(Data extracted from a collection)
::::
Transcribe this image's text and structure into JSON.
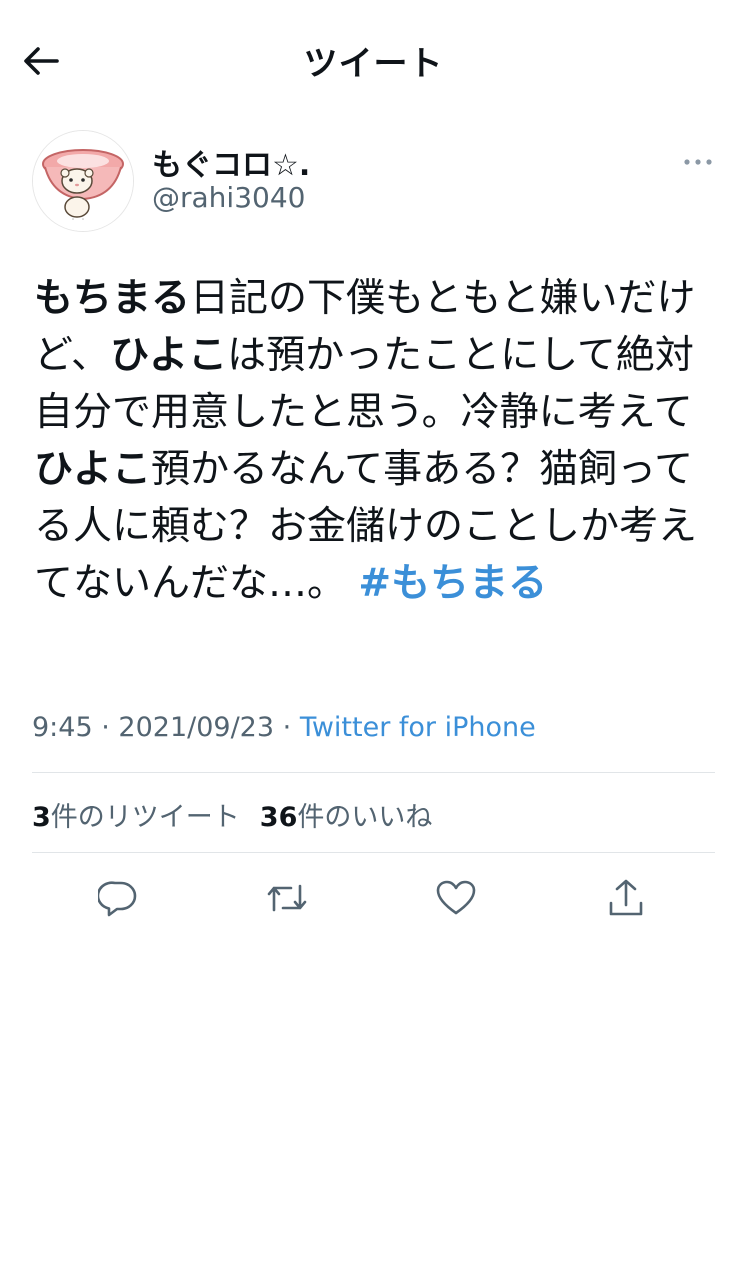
{
  "header": {
    "title": "ツイート",
    "back_icon": "arrow-left-icon"
  },
  "author": {
    "display_name": "もぐコロ☆.",
    "handle": "@rahi3040",
    "avatar_icon": "hamster-in-bowl-avatar"
  },
  "tweet": {
    "segments": [
      {
        "text": "もちまる",
        "bold": true
      },
      {
        "text": "日記の下僕もともと嫌いだけど、",
        "bold": false
      },
      {
        "text": "ひよこ",
        "bold": true
      },
      {
        "text": "は預かったことにして絶対自分で用意したと思う。冷静に考えて",
        "bold": false
      },
      {
        "text": "ひよこ",
        "bold": true
      },
      {
        "text": "預かるなんて事ある？猫飼ってる人に頼む？お金儲けのことしか考えてないんだな…。 ",
        "bold": false
      }
    ],
    "hashtag": "#もちまる",
    "time": "9:45",
    "date": "2021/09/23",
    "separator": "·",
    "source": "Twitter for iPhone"
  },
  "stats": {
    "retweets_count": "3",
    "retweets_label": "件のリツイート",
    "likes_count": "36",
    "likes_label": "件のいいね"
  },
  "actions": [
    {
      "icon": "reply-icon"
    },
    {
      "icon": "retweet-icon"
    },
    {
      "icon": "like-heart-icon"
    },
    {
      "icon": "share-icon"
    }
  ],
  "colors": {
    "text": "#0f1419",
    "secondary": "#536471",
    "link": "#3b8fd8",
    "divider": "#e1e5e8"
  }
}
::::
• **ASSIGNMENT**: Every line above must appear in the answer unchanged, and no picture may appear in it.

• **EXERCISE RESPONSE**:
Transcribe this image's text and structure into JSON.
{
  "header": {
    "title": "ツイート",
    "back_icon": "arrow-left-icon"
  },
  "author": {
    "display_name": "もぐコロ☆.",
    "handle": "@rahi3040",
    "avatar_icon": "hamster-in-bowl-avatar"
  },
  "tweet": {
    "segments": [
      {
        "text": "もちまる",
        "bold": true
      },
      {
        "text": "日記の下僕もともと嫌いだけど、",
        "bold": false
      },
      {
        "text": "ひよこ",
        "bold": true
      },
      {
        "text": "は預かったことにして絶対自分で用意したと思う。冷静に考えて",
        "bold": false
      },
      {
        "text": "ひよこ",
        "bold": true
      },
      {
        "text": "預かるなんて事ある？猫飼ってる人に頼む？お金儲けのことしか考えてないんだな…。 ",
        "bold": false
      }
    ],
    "hashtag": "#もちまる",
    "time": "9:45",
    "date": "2021/09/23",
    "separator": "·",
    "source": "Twitter for iPhone"
  },
  "stats": {
    "retweets_count": "3",
    "retweets_label": "件のリツイート",
    "likes_count": "36",
    "likes_label": "件のいいね"
  },
  "actions": [
    {
      "icon": "reply-icon"
    },
    {
      "icon": "retweet-icon"
    },
    {
      "icon": "like-heart-icon"
    },
    {
      "icon": "share-icon"
    }
  ],
  "colors": {
    "text": "#0f1419",
    "secondary": "#536471",
    "link": "#3b8fd8",
    "divider": "#e1e5e8"
  }
}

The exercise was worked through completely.